This year alone, says  Carol Wrigley, of Royal LePage,  eight houses have sold over the $2 million mark.

Richard Byford says the Heather house sold for $740,000 when his firm, Bonnie Byford Real Estate, handled the deal in August 1989.

Back then, a few months could have made a big difference and a bigger price tag.
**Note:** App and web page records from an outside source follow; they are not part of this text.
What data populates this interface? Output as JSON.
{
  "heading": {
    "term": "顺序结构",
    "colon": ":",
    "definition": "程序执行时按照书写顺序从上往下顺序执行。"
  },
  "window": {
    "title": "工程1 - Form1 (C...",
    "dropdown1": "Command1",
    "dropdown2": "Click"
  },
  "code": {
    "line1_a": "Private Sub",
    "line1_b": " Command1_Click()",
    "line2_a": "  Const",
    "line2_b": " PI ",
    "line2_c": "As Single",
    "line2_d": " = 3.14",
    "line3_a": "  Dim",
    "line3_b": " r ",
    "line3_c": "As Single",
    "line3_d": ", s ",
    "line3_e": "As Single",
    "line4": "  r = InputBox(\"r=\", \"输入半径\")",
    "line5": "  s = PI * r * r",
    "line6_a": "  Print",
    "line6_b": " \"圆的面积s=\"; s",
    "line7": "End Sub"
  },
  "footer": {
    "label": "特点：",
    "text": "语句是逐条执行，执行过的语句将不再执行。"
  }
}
The market had peaked in April.

But even back then, the house was a rare case, selling for several times more than the typical value of a detached home, he says.
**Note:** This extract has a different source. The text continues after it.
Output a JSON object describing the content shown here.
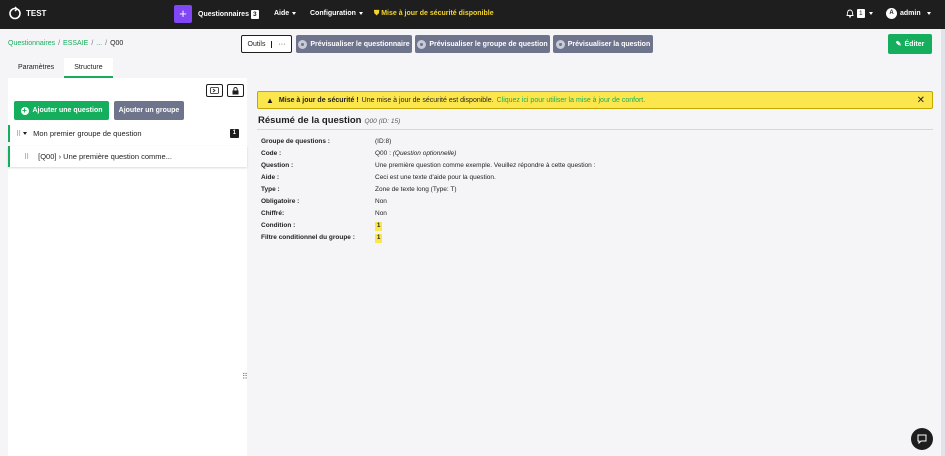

“Don’t use this for a barometer. “It’s a unique-sized  piece of land, a unique house, and a unique street.”

But local realtors and residents alike have been speculating about what could happen if the Leaside homes start selling for above $3 million.

As the benchmark gets pushed higher and higher, the impact will be seen among both buyers and sellers, says Wrigley.

Leasiders looking to sell their homes will have higher expectations of what they should ask, expectations not always on the mark, as many factors go into home valuation.

Meanwhile, the many deep-pocketed builders buying older, smaller Leaside homes to convert and flip could be encouraged to bid higher if they know there’s a precedent for sales at the top end of the spectrum.

“If a builder will get $2.4 million for  a new house  he just  created, he might be willing to spend $1.2-1.4 million for a house he’s just going to knock down. So that raises the bar for the smaller older houses,”  says Byford.

“If they were happy to blow away a bungalow, they might now be happy to blow away two-storey, three-bedroom homes if the price is right and the location is right.”

The Heather house, built in 1902 for John Edmund Lea, grandson of the neighbourhood’s namesake, became Leaside’s grandest farmhouse.

John Edmund’s grandfather, John  Lea, came from  Lancashire, England, in 1819 to settle in the area.

That first house can be felt in the current home’s feel, partly from stained-glass windows from the original farmhouse and a wrap-around porch.

The porch was part of the renovation Kypreos finished in 2004 before getting settled. The main addition was a big family room facing the backyard from inside a six-sided turret.

“It seems to be the hottest seat during the winter games in the backyard,” Kypreos said.

Those games are played in a wintertime hockey rink, 33 by 54 feet, roughly a quarter the NHL regulation size.  It comes complete with four-foot boards and mesh nets to prevent run-away pucks, not to mention four floodlights to keep the game going into the night.

The backyard also  has a playground, complete with two swings and two slides, and still has lots of space.

The house doesn’t squarely face the street, like all its neighbours. Instead, its door is to the driveway – the original country path, once known as Heather Lane.

The front still boasts the original brick.

With three kids  who share his love for the national pastime, Kypreos said hockey parties have become something of a tradition over the past six years.

“The highlight was four years ago when I was able to bring the Stanley Cup and skate a lap with it in the backyard,” says Kypreos, who won hockey’s greatest prize in 1994 with the New York Rangers.